What does a fixed housing system look like? Several stakeholder groups raised the question of what housing policy is for? What are we trying to achieve and what consensus is there around that set of ultimate goals? Recognising that not all housing outcomes are actually shaped or steered by housing policy, CaCHE plans to carry out a cross-theme multi-disciplinary critical piece of work on how different values give form to these higher level goals and how these might be translated into concrete policy and practice. As part of the wider cross theme work, we also intend to develop a project looking at different perspectives for a contemporary historical analysis of housing in the UK before, during and after the global financial crisis. We also plan to do further work developing the nature and application of housing systems-thinking on a similar cross theme basis.
Customer voice and engagement was a recurring theme for our stakeholders. On the one hand, this arose in relation to how providers engage with their customers and tenants. It also emerged as a theme in discussions about the nature of participation and the continuum of engagement. Of course, some forms of housing provision are traditionally geared to and are defined by processes of democratic co-deliberation and wider participation. How do these dimensions of housing, neighbourhoods and communities play out in different parts of the housing system and across the UK against a frequently often austere backdrop? We expect to do new work on tenant participation as part of our governance theme.
Planning and place-making are critical to the success of new supply and to the resilient sustainability of communities. It cuts across many of our themes and, along with good urban design, is surely an essential part of addressing the policy problems that the UK faces.
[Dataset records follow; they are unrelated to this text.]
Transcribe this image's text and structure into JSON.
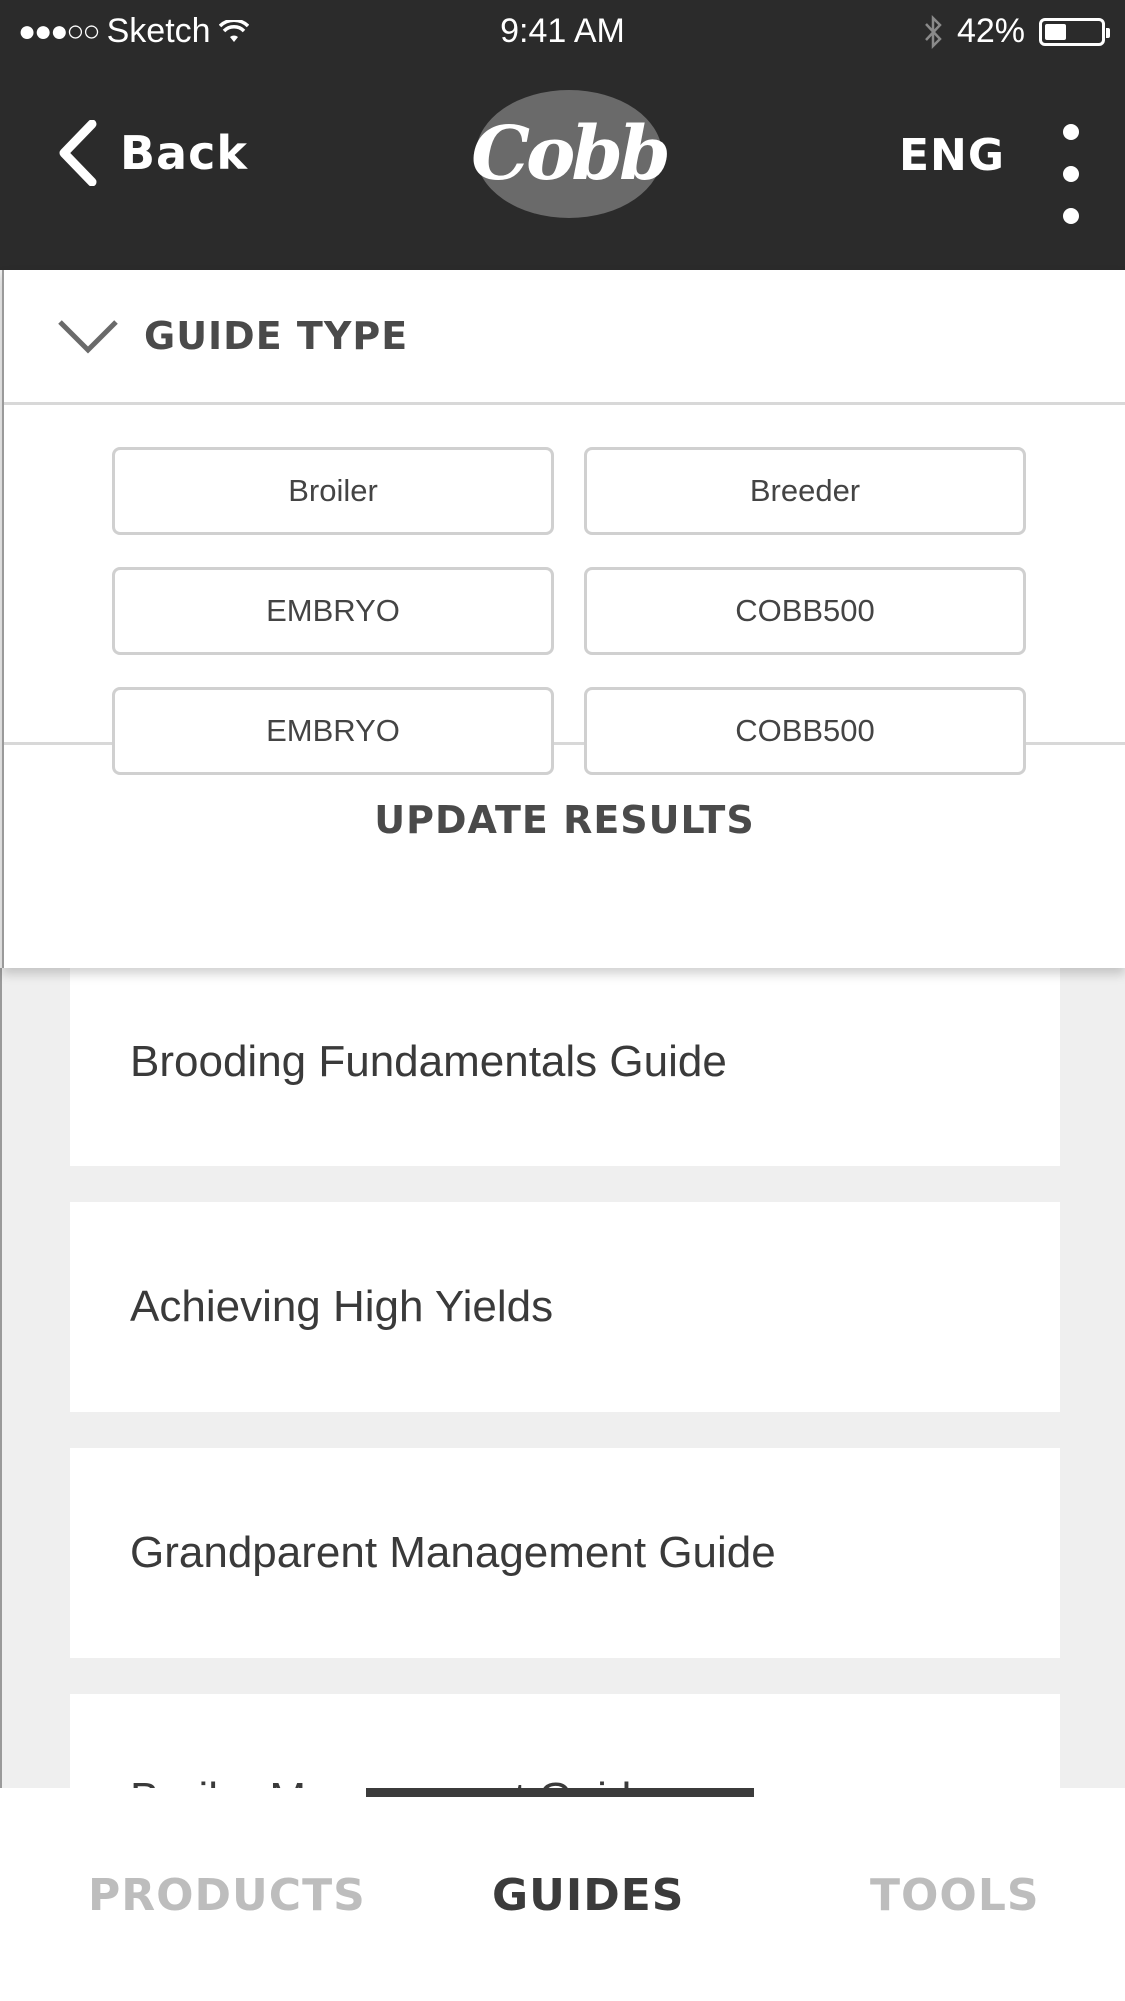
{
  "status_bar": {
    "carrier": "Sketch",
    "time": "9:41 AM",
    "battery": "42%",
    "battery_level": 0.42
  },
  "header": {
    "back_label": "Back",
    "logo_text": "Cobb",
    "language": "ENG"
  },
  "filter": {
    "title": "GUIDE TYPE",
    "chips": [
      "Broiler",
      "Breeder",
      "EMBRYO",
      "COBB500",
      "EMBRYO",
      "COBB500"
    ],
    "update_label": "UPDATE RESULTS"
  },
  "guides": {
    "items": [
      "Brooding Fundamentals Guide",
      "Achieving High Yields",
      "Grandparent Management Guide",
      "Broiler Management Guide"
    ]
  },
  "tabs": {
    "products": "PRODUCTS",
    "guides": "GUIDES",
    "tools": "TOOLS",
    "active": "GUIDES"
  },
  "colors": {
    "header_bg": "#2b2b2b",
    "page_bg": "#efefef",
    "inactive_tab": "#bdbdbd",
    "active_tab": "#3b3b3b"
  }
}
However, built environment professionals face challenges of marginalisation in terms of design value and many of our town centres require radical rethinking (often including a major residential injection). We need to recognise the long-term impacts of major demographic change such as ageing and housing asset inequality for affordable place-making and better housing design. New work will include design guidance in local government and a project on the future of high-rise housing.
Health, care and housing: Several of our stakeholders prioritised the interactions between health, including mental health, and good housing. There was also a repeated focus in social care, remaining at home, isolation and loneliness, assessing how to make progress with the comprehensive funding of social care and the challenge of integrating services across health, care and housing. To date, we have done little in this area and a critical next stage is to work with our partners to specify a series of projects that address this challenge. To this end, we welcome ideas and proposals under this heading from our partners and network.
We will continue to explore different ways of pursuing these questions with the stakeholders involved in our Knowledge Exchange Hubs. We are also open to talking to partners, old and new, who might be interested in developing feasible projects with us across these ten priorities.